An Egyptian Islamist released from jail during the Arab Spring is thought to be behind the attack on the US consulate that killed Ambassador Chris Stevens and three other Americans.
The al-Marsad News Network, an Egyptian media organization, posted a “rare” video interview with Muhammad Jamal al-Kashef AKA Abu Ahmed, who reportedly led the attack on the US consulate in Benghazi, Libya, on September 11, 2012. (SITE)
The Al-Marsad News interviewer concludes the discussion by congratulating him, according to SITE’s translation. “A thousand congratulations, Sheikh Abu Ahmed, a thousand congratulations, Muhammad Jamal Abu al Kashef. Peace be upon you O Sheikh!”

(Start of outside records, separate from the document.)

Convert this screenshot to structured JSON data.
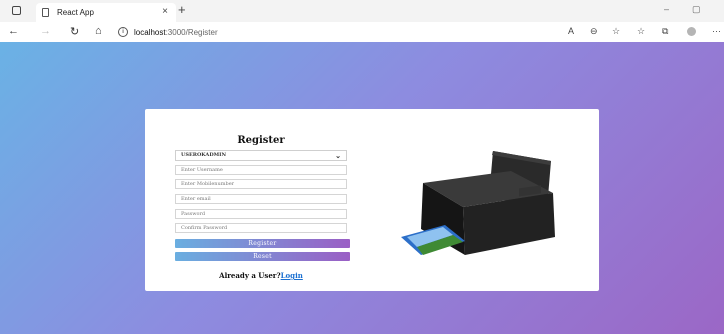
{
  "browser": {
    "tab_title": "React App",
    "tab_close": "×",
    "new_tab": "+",
    "url_host": "localhost",
    "url_path": ":3000/Register",
    "nav_back": "←",
    "nav_forward": "→",
    "nav_refresh": "↻",
    "nav_home": "⌂",
    "win_min": "–",
    "win_max": "▢",
    "read_aloud": "A",
    "zoom": "⊖",
    "favorites": "☆",
    "more": "···"
  },
  "form": {
    "title": "Register",
    "select_value": "USEROKADMIN",
    "username_placeholder": "Enter Username",
    "mobile_placeholder": "Enter Mobilenumber",
    "email_placeholder": "Enter email",
    "password_placeholder": "Password",
    "confirm_placeholder": "Confirm Password",
    "register_label": "Register",
    "reset_label": "Reset",
    "already_text": "Already a User?",
    "login_link": "Login"
  },
  "colors": {
    "gradient_start": "#6ab2e5",
    "gradient_end": "#9b67c6",
    "link": "#1a6fd1"
  },
  "icons": {
    "printer": "printer-image"
  }
}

FOX News reported:
The list of suspects in the Libya terror attack now extends to a handful of suspected militants aligned with an Egyptian group known as the Jamal Network, Fox News has learned.
A U.S. official said the Jamal Network is committed to violence to attain its political ambitions, adding they are “hard-core, violent extremists in Egypt who are trying to develop a relationship with Al Qaeda.”
The additional suspects are being investigated after one Tunisian suspect, Ali Ani al-Harzi, was first arrested in Turkey — after being identified through telephone intercepts where he bragged to friends about his involvement — and transferred to Tunisian custody. There is also at least one suspect with ties to Al Qaeda in Iraq.
The radical ties of the suspects further raises questions about the degree of planning that may have been involved in an attack initially described as “spontaneous.”
The Jamal Network takes its name from Mohammed Jamal Abu Ahmed, who was released from an Egyptian jail during the Arab Spring and is now trying to establish himself as a leader in Jihadi circles. U.S. officials believe he established training camps in Libya, and it was in these camps that some of the fighters linked to the attack were trained.